I took off work to rest, eat well, and drink fluids. That is how mono is treated. For someone who doesn't take sickness well this was a doomed prognosis. I did the best I could to follow the course of action against this mono. Mono was winning. My throat became extremely irritated to the point that swallowing, eating, and practically breathing became torture.

As a whining sick person, I scheduled another appointment. Not with my doctor whom I was still perturbed with for his vague viral diagnosis. My PA was my go-to savior. She was nice, empathetic, and wanted to do her best to make me comfortable. I joked that I'm not a good sick person. She said her husband isn't either. She basically said guys are wussies. Well, she didn't really say that, but essentially that is what she told me. I didn't care, because she was still being nice and sympathetic. She checked out the white grossness that was canvasing my entire throat and decided to run a strep test. If that didn't come back positive she wanted to take a culture to be definite I was okay. At that point I decided I was going to schedule all appointments with this PA. I became more disgruntled against my doctor who apparently didn't care to be as thorough as her.

The PA walked into the exam room. "You're falling apart," she stated. The throat culture was not needed. I also had strep.

I left the office with an antibiotic prescription and what the PA called her "secret concoction" that I could use for gargle to control the throat pain.
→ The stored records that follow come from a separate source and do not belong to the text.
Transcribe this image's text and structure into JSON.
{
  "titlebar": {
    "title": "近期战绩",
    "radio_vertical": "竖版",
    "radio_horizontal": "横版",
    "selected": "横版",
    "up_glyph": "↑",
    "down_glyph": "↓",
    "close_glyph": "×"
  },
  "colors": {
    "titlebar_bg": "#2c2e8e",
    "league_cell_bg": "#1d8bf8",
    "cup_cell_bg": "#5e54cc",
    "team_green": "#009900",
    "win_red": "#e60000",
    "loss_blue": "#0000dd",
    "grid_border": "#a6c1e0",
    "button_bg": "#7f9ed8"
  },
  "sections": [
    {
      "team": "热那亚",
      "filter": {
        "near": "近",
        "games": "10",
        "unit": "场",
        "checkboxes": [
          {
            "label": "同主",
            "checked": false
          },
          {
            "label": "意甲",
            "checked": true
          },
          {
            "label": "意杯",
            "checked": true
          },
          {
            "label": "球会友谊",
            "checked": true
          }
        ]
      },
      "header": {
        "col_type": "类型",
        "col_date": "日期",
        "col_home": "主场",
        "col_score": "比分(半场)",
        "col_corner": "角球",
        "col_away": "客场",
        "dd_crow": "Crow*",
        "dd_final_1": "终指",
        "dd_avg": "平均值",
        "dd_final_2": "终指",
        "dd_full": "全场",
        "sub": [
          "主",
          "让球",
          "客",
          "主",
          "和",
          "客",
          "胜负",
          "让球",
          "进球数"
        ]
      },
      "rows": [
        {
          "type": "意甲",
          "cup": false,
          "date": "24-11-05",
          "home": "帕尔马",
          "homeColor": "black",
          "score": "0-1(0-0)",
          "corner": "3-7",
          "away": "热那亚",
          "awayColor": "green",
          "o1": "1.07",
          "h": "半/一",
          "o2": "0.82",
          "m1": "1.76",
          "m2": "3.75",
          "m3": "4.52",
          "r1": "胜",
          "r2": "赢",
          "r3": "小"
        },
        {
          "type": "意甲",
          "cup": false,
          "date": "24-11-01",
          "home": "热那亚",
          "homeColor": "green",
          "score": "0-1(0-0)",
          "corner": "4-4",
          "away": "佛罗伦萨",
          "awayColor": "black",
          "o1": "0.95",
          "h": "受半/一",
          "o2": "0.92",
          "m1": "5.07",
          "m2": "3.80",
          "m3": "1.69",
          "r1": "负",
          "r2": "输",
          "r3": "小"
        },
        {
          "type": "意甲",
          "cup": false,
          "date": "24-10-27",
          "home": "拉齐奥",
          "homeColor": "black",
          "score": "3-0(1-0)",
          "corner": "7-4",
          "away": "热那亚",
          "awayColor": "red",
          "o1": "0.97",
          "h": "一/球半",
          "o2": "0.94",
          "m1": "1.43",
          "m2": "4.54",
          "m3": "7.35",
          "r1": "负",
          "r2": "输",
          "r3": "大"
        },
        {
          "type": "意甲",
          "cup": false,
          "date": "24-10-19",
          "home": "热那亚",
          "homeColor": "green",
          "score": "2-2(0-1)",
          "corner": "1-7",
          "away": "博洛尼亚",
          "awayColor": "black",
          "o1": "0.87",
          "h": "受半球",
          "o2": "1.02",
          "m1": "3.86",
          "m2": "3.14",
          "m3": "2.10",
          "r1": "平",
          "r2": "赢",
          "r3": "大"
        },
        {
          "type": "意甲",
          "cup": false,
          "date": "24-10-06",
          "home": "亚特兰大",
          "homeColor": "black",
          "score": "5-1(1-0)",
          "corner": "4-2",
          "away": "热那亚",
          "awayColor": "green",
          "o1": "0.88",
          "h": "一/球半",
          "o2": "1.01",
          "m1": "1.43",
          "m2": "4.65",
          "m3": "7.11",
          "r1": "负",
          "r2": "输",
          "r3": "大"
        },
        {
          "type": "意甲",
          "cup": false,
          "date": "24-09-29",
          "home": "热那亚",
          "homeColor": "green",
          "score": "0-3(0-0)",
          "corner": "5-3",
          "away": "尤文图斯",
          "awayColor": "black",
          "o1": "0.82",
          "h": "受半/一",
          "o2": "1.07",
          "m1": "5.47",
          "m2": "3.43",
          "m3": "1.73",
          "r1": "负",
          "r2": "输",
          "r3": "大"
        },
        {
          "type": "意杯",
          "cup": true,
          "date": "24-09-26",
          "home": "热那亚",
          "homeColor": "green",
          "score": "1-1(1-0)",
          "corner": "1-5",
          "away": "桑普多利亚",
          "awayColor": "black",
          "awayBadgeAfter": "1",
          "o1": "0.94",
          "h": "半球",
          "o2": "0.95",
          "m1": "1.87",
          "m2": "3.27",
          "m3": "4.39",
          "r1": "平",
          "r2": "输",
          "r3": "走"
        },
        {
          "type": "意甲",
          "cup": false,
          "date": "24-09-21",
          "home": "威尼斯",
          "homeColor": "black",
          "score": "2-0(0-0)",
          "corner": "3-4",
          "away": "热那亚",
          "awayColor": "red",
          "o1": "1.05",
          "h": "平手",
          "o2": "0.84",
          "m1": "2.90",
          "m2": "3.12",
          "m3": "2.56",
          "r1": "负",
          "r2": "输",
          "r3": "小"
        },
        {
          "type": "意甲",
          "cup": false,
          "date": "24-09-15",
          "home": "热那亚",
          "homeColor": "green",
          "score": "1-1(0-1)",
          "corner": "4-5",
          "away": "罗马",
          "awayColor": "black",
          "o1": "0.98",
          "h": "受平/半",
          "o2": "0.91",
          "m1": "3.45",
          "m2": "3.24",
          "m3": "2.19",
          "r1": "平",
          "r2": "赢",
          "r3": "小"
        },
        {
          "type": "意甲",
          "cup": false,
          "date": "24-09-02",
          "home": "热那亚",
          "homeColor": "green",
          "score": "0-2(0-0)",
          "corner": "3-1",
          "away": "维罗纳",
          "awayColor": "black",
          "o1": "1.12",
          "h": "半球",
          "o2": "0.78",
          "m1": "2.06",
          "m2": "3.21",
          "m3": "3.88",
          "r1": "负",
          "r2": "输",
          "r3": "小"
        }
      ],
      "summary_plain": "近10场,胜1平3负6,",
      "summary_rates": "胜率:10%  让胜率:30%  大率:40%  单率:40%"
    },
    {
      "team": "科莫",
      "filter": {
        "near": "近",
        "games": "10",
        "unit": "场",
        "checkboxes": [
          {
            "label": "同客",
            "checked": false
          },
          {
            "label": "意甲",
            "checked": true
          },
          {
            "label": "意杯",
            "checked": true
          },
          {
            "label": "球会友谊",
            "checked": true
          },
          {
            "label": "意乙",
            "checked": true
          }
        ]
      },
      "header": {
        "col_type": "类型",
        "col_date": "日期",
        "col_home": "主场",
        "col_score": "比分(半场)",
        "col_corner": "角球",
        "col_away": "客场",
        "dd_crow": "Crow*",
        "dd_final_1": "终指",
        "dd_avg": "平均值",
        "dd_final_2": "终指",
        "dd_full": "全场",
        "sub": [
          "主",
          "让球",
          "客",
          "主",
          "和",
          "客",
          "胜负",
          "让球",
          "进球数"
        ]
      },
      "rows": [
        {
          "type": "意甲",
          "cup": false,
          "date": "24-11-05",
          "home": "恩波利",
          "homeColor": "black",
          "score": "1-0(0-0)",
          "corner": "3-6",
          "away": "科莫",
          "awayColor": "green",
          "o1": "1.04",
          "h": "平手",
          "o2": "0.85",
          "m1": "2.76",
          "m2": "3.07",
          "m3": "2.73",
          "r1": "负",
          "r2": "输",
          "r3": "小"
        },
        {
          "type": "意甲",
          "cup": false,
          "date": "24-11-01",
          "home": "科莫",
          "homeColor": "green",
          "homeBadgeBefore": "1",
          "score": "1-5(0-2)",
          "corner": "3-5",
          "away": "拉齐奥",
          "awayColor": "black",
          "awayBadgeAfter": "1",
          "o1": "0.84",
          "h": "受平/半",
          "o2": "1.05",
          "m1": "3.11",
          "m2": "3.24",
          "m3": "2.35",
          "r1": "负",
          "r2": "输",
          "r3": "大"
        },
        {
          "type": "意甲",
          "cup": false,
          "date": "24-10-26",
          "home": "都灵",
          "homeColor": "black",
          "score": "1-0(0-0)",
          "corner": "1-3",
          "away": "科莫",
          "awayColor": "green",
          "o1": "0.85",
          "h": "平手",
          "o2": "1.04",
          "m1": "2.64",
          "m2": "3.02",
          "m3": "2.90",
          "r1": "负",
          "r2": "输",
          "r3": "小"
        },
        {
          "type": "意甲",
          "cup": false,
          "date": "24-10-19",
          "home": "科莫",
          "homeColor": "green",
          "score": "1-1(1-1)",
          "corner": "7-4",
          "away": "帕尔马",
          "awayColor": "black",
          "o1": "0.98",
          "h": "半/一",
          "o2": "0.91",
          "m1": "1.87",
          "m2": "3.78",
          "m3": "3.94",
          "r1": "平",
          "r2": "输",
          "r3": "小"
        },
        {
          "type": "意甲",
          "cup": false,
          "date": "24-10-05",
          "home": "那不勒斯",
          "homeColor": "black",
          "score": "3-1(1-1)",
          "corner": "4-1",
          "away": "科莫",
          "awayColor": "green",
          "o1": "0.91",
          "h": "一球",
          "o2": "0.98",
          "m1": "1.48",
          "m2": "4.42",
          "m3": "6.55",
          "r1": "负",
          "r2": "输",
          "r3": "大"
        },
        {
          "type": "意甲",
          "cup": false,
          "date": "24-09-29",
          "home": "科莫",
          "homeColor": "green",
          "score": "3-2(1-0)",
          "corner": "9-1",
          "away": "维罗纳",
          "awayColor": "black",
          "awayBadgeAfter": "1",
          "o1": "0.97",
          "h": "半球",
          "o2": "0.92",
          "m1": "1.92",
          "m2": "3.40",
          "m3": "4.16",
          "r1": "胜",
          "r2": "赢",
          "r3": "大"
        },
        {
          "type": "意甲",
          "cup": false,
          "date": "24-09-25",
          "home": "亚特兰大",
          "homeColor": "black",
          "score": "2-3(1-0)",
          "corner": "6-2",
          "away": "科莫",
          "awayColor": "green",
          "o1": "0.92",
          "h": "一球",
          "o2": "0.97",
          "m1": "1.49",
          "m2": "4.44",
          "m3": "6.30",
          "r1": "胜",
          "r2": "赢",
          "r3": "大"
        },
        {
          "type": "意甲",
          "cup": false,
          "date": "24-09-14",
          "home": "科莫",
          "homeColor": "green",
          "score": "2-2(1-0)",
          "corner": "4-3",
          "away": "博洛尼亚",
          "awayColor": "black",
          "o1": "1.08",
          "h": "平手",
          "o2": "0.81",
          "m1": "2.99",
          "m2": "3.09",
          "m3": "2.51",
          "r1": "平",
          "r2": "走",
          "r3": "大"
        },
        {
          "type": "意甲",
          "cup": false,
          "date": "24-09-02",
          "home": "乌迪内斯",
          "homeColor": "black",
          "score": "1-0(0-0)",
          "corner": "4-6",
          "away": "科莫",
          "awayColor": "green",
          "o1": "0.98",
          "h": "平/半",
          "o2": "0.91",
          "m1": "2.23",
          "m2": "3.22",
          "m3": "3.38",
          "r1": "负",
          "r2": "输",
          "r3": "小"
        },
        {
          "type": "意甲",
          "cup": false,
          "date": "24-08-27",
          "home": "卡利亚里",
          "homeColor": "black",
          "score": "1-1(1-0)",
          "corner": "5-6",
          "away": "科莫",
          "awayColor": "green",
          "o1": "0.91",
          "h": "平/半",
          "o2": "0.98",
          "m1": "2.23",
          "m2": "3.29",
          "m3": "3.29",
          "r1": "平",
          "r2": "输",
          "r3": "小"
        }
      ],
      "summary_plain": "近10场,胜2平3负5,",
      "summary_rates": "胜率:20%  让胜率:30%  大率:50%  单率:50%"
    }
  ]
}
From that point forward, each day became painfully, yet slowly, better. The clingiest dog in the world received his greatest dream: his father sequestered in the house with him, unable to leave. Charlie followed me everywhere from the couch where we lounged, to the bed where we slept. He was my faithful companion. I have no idea how I got mono, and I'm still slightly convinced that maybe Charlie had the canine mono while I had the human mono. Together, we enjoyed countless hours on the internet (reading, amongst other things, everything there is to know about mono), viewing Olympic coverage, and watching season DVDs of the TV show The West Wing to pass time. I enjoyed revisiting episodes of my favorite show, relishing in the genius of Aaron Sorkin. While Charlie loved out time together, sitting around the house has never been my thing, and, I became restless. There is only so much I can do in the confines of home before my mind becomes anxious and I miss people.

I attended my sister's wedding, because, let's face it, mono was not going to make me miss that. But I was miserable.

I missed:
  • David, my brother-in-law's baseball game
  • Katy, my sister-in-law's birthday
  • A Counting Crows concert
  • My plan to take time off of work to finish my kitchen remodeling project
And, evidently, mono makes you also forget that you have a blog. And I'm happy to say my energy is back. And it is great to be amid the living.